Write out all the entries word for word, but skip any images.

Given data
┄┄┄┄┄┄
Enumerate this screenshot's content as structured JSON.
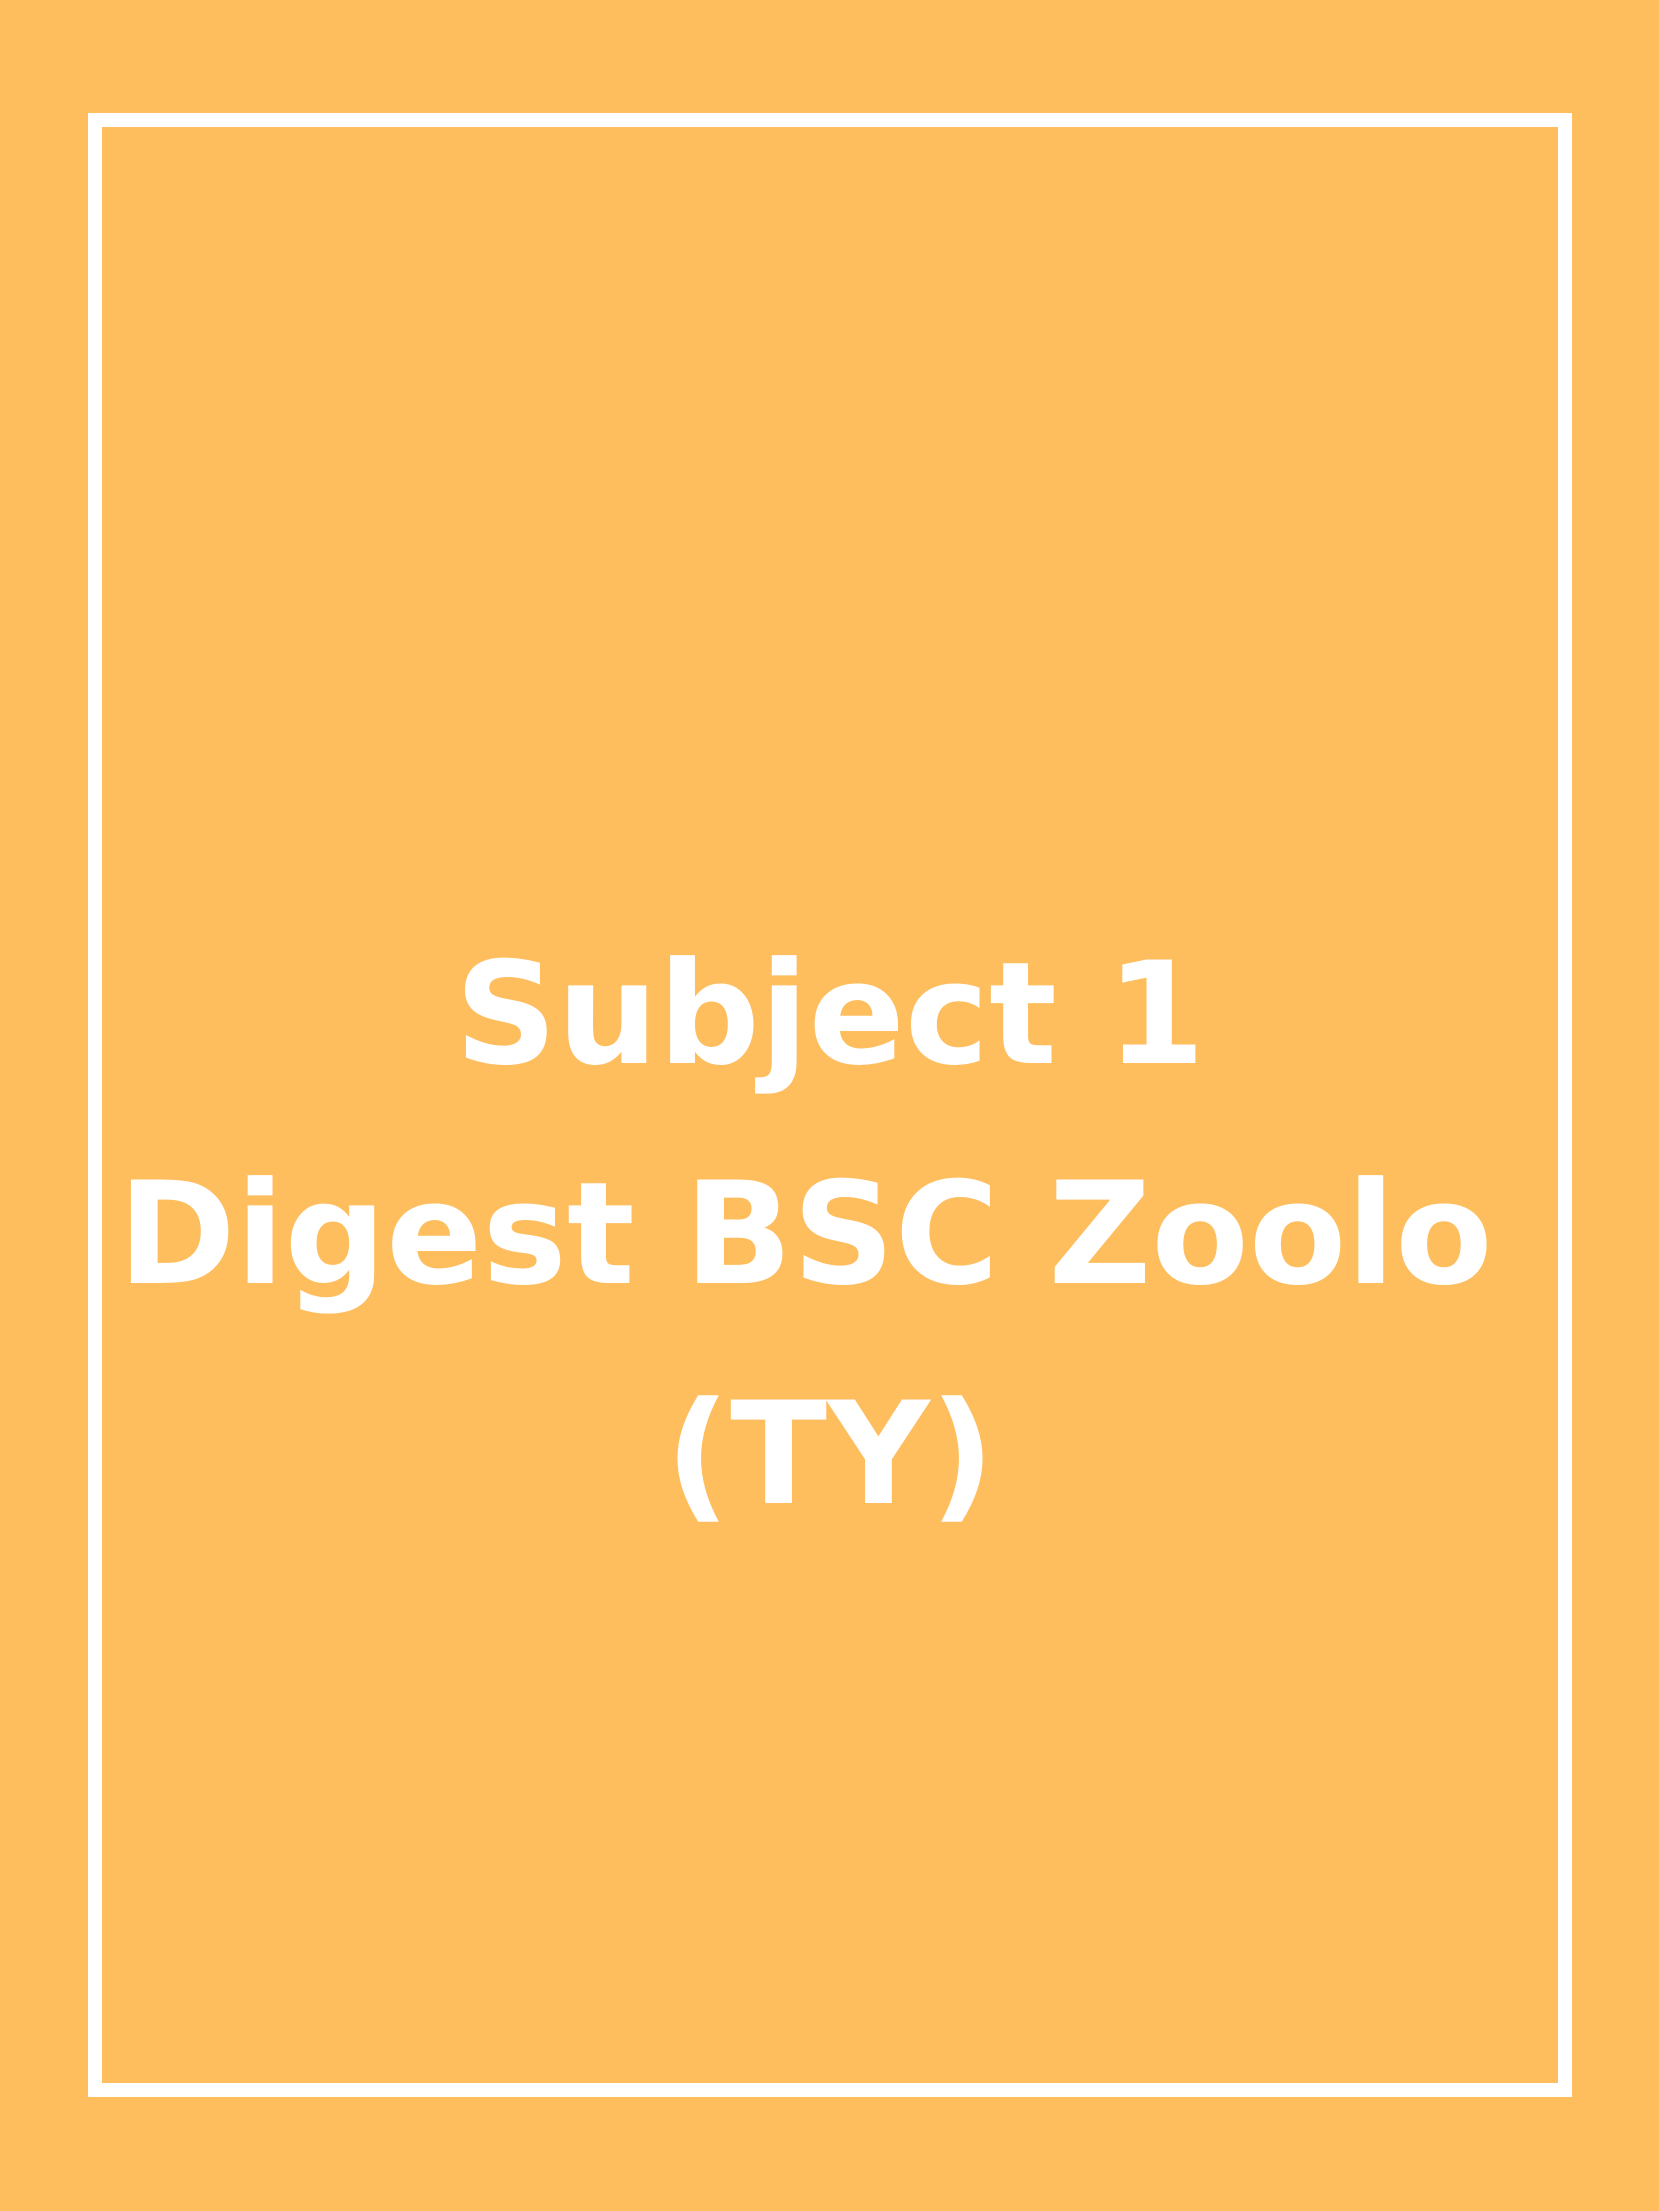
{
  "colors": {
    "background": "#FEBE5E",
    "frame": "#FFFFFF",
    "text": "#FFFFFF"
  },
  "title": {
    "line1": "Subject 1",
    "line2": "Digest BSC Zoolo ",
    "line3": "(TY)"
  }
}
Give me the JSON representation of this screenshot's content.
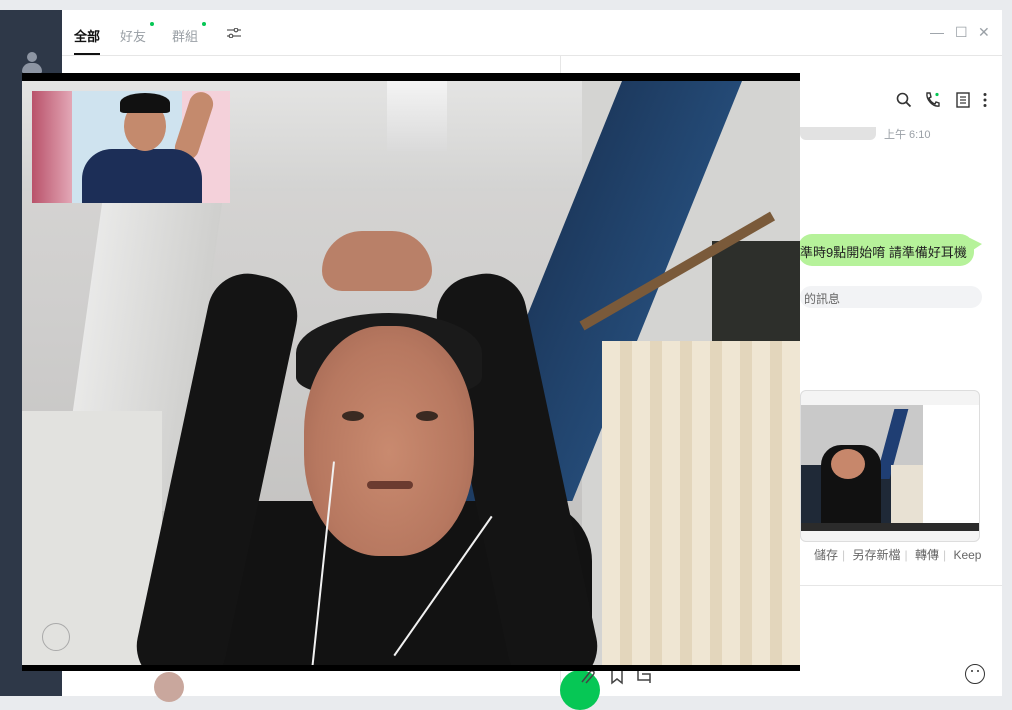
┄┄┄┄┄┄
Result for this task
Enumerate this screenshot's content as structured JSON.
{
  "colors": {
    "background": "#FEBE5E",
    "frame": "#FFFFFF",
    "text": "#FFFFFF"
  },
  "title": {
    "line1": "Subject 1",
    "line2": "Digest BSC Zoolo ",
    "line3": "(TY)"
  }
}
Give me the JSON representation of this screenshot's content.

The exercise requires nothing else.